Look through the material beneath and copy each line with the word "Other".

Supplied records
[Start of section]

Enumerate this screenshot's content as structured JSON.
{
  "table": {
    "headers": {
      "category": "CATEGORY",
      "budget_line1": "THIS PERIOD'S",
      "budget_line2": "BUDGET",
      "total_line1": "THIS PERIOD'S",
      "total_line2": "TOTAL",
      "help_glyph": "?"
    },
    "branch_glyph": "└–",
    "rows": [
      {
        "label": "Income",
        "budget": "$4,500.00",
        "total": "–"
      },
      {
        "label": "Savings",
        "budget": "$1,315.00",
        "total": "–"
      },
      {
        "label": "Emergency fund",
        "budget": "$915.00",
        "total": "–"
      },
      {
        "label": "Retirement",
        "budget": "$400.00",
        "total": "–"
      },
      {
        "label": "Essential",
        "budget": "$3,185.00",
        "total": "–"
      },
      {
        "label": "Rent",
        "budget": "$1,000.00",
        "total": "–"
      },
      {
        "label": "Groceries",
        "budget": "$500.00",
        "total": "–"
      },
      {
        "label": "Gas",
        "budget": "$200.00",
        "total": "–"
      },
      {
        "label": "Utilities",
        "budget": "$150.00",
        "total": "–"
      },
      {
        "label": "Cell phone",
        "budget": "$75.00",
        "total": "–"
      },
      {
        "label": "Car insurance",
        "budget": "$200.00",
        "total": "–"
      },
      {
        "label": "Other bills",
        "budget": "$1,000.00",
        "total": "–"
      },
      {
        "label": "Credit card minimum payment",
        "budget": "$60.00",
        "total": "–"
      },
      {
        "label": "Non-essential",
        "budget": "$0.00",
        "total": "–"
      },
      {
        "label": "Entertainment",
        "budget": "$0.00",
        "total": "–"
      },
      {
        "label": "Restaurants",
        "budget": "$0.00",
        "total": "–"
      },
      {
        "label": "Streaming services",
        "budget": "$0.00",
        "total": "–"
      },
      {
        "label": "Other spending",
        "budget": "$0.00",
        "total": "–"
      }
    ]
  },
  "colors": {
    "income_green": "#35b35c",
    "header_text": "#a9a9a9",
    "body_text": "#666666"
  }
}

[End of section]

Written solution
        "label": "Other bills",
        "label": "Other spending",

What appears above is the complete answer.